Scan the data below and pick out the lines containing the word "circle".

[[ Material for this task, beginning ]]

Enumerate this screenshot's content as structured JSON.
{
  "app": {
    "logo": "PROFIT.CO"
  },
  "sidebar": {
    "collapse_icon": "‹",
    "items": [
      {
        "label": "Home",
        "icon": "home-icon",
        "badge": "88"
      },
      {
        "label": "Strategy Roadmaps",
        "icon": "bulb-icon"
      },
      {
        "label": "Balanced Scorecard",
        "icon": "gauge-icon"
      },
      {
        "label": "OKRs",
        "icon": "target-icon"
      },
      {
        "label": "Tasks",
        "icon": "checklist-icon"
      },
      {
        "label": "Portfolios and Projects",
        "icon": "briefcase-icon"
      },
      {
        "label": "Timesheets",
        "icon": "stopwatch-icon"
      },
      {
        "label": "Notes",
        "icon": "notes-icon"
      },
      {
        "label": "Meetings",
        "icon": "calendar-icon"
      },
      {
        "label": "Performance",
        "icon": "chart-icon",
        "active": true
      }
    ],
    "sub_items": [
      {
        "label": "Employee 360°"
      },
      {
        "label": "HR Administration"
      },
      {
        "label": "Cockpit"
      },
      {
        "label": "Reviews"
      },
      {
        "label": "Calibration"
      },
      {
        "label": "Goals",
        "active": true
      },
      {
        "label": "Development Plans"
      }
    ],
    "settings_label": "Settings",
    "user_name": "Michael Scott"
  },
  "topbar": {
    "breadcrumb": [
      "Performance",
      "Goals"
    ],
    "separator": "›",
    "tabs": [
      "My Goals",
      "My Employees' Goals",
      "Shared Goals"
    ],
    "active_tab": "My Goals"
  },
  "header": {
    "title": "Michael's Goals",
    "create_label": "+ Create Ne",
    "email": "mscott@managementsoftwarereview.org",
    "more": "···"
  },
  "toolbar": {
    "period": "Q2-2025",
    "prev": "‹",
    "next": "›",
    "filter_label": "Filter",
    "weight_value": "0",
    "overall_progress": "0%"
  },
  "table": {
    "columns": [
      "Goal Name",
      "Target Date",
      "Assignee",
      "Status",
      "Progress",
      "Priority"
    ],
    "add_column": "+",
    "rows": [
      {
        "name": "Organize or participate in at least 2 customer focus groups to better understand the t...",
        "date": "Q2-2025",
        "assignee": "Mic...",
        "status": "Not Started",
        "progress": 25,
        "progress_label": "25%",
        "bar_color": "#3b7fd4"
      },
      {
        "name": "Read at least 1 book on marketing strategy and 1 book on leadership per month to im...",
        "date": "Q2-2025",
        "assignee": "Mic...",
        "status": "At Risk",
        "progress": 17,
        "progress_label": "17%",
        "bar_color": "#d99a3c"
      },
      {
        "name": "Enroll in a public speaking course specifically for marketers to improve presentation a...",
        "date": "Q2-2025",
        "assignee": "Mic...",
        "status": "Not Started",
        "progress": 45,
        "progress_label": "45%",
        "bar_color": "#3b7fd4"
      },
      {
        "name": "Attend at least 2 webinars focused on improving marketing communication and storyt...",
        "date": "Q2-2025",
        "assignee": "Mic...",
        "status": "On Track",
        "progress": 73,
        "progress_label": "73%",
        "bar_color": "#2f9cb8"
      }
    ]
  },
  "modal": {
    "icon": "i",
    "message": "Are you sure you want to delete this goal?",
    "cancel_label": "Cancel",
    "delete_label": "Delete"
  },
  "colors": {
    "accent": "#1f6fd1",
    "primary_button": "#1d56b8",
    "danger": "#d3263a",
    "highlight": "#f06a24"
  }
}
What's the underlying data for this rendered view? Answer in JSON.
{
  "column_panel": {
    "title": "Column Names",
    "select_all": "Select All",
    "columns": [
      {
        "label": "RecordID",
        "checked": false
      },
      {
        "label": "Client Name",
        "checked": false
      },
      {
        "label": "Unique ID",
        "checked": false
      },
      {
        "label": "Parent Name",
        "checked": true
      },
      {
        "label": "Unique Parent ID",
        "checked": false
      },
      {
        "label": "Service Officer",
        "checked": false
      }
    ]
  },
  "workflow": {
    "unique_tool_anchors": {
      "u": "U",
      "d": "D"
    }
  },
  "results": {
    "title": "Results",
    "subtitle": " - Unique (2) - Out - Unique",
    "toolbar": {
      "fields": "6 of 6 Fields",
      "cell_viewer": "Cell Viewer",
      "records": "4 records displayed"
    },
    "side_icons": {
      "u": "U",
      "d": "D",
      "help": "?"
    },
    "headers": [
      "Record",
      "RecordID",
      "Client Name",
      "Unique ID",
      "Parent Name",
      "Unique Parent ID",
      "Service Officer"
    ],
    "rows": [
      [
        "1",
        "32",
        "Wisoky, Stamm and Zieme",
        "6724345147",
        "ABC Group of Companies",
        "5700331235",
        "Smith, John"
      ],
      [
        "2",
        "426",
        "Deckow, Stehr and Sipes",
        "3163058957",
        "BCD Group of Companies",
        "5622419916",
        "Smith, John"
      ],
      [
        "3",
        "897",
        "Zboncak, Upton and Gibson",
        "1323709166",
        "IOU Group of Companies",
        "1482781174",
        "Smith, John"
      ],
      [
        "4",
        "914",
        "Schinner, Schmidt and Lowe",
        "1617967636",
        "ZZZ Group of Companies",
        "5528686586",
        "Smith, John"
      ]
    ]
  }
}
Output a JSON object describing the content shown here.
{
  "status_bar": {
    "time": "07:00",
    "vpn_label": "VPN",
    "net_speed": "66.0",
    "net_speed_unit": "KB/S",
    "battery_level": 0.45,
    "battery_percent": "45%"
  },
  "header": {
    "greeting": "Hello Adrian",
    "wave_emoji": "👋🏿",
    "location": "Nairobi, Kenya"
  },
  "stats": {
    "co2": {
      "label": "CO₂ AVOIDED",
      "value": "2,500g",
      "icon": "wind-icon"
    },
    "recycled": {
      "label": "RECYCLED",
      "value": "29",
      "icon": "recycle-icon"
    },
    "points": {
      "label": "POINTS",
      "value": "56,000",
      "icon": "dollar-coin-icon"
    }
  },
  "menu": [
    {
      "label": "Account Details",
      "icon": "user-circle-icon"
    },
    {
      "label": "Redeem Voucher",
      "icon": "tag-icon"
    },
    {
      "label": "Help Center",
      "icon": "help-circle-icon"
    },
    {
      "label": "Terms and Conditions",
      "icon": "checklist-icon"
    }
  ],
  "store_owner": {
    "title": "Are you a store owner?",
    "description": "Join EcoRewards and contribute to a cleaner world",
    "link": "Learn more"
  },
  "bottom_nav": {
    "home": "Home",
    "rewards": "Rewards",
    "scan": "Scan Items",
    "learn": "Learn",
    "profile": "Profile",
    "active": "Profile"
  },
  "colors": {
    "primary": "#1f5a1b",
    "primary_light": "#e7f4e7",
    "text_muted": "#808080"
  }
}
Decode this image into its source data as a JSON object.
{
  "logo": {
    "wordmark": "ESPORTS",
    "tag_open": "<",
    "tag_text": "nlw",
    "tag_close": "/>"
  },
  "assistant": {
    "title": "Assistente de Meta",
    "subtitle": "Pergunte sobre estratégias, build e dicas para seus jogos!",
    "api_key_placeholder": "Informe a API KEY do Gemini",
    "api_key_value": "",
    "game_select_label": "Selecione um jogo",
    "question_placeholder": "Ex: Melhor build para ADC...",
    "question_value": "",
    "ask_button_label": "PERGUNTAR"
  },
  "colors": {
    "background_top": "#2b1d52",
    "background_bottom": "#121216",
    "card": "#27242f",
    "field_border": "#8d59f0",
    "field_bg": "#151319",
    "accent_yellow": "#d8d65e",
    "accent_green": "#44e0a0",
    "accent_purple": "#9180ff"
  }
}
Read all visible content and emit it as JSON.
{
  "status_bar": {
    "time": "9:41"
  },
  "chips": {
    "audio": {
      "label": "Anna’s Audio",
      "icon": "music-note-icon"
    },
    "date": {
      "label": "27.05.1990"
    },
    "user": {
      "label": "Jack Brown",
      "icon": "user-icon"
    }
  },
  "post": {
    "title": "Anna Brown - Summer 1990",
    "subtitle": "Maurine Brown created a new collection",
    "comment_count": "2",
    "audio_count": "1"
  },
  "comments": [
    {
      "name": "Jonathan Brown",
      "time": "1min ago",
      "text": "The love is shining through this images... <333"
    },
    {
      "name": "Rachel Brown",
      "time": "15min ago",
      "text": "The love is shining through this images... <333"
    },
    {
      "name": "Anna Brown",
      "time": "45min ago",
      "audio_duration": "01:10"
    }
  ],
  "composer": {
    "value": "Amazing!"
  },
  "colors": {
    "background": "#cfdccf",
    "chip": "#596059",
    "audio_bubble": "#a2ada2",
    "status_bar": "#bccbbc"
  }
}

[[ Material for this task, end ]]

Worked solution –
      "icon": "user-circle-icon"
      "icon": "help-circle-icon"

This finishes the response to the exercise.